• About this task
Tally the lines in the following entries that include the word "NYSE"; state only the total.

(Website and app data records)
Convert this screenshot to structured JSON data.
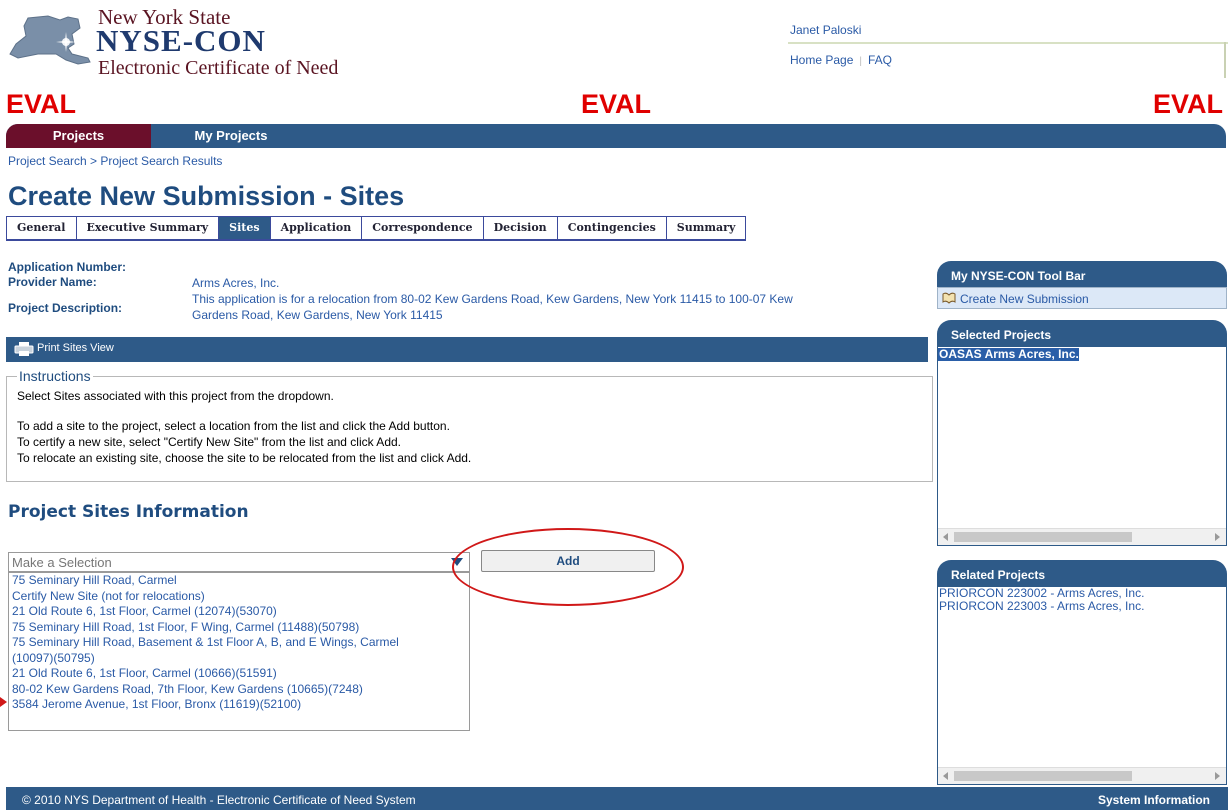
{
  "header": {
    "logo_line1": "New York State",
    "logo_line2": "NYSE-CON",
    "logo_line3": "Electronic Certificate of Need",
    "user_name": "Janet Paloski",
    "links": {
      "home": "Home Page",
      "sep": "|",
      "faq": "FAQ"
    },
    "eval_labels": [
      "EVAL",
      "EVAL",
      "EVAL"
    ]
  },
  "nav": {
    "projects": "Projects",
    "my_projects": "My Projects"
  },
  "breadcrumb": "Project Search > Project Search Results",
  "page_title": "Create New Submission - Sites",
  "tabs": [
    "General",
    "Executive Summary",
    "Sites",
    "Application",
    "Correspondence",
    "Decision",
    "Contingencies",
    "Summary"
  ],
  "active_tab": "Sites",
  "application": {
    "number_label": "Application Number:",
    "provider_label": "Provider Name:",
    "provider_value": "Arms Acres, Inc.",
    "description_label": "Project Description:",
    "description_line1": "This application is for a relocation from 80-02 Kew Gardens Road, Kew Gardens, New York 11415 to 100-07 Kew",
    "description_line2": "Gardens Road, Kew Gardens, New York 11415"
  },
  "print_bar": {
    "label": "Print Sites View"
  },
  "instructions": {
    "legend": "Instructions",
    "line1": "Select Sites associated with this project from the dropdown.",
    "line2": "To add a site to the project, select a location from the list and click the Add button.",
    "line3": "To certify a new site, select \"Certify New Site\" from the list and click Add.",
    "line4": "To relocate an existing site, choose the site to be relocated from the list and click Add."
  },
  "sites_section": {
    "title": "Project Sites Information",
    "select_placeholder": "Make a Selection",
    "add_button": "Add",
    "options": [
      "75 Seminary Hill Road, Carmel",
      "Certify New Site (not for relocations)",
      "21 Old Route 6, 1st Floor, Carmel (12074)(53070)",
      "75 Seminary Hill Road, 1st Floor, F Wing, Carmel (11488)(50798)",
      "75 Seminary Hill Road, Basement & 1st Floor A, B, and E Wings, Carmel",
      "(10097)(50795)",
      "21 Old Route 6, 1st Floor, Carmel (10666)(51591)",
      "80-02 Kew Gardens Road, 7th Floor, Kew Gardens (10665)(7248)",
      "3584 Jerome Avenue, 1st Floor, Bronx (11619)(52100)"
    ]
  },
  "toolbar": {
    "title": "My NYSE-CON Tool Bar",
    "create_link": "Create New Submission"
  },
  "selected_projects": {
    "title": "Selected Projects",
    "items": [
      "OASAS Arms Acres, Inc."
    ]
  },
  "related_projects": {
    "title": "Related Projects",
    "items": [
      "PRIORCON 223002 - Arms Acres, Inc.",
      "PRIORCON 223003 - Arms Acres, Inc."
    ]
  },
  "footer": {
    "copyright": "© 2010 NYS Department of Health - Electronic Certificate of Need System",
    "system_info": "System Information"
  },
  "colors": {
    "nav_blue": "#2e5a88",
    "nav_active": "#6b0f2b",
    "eval_red": "#e00000",
    "link_blue": "#2a5aa6"
  }
}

• Exercise response
2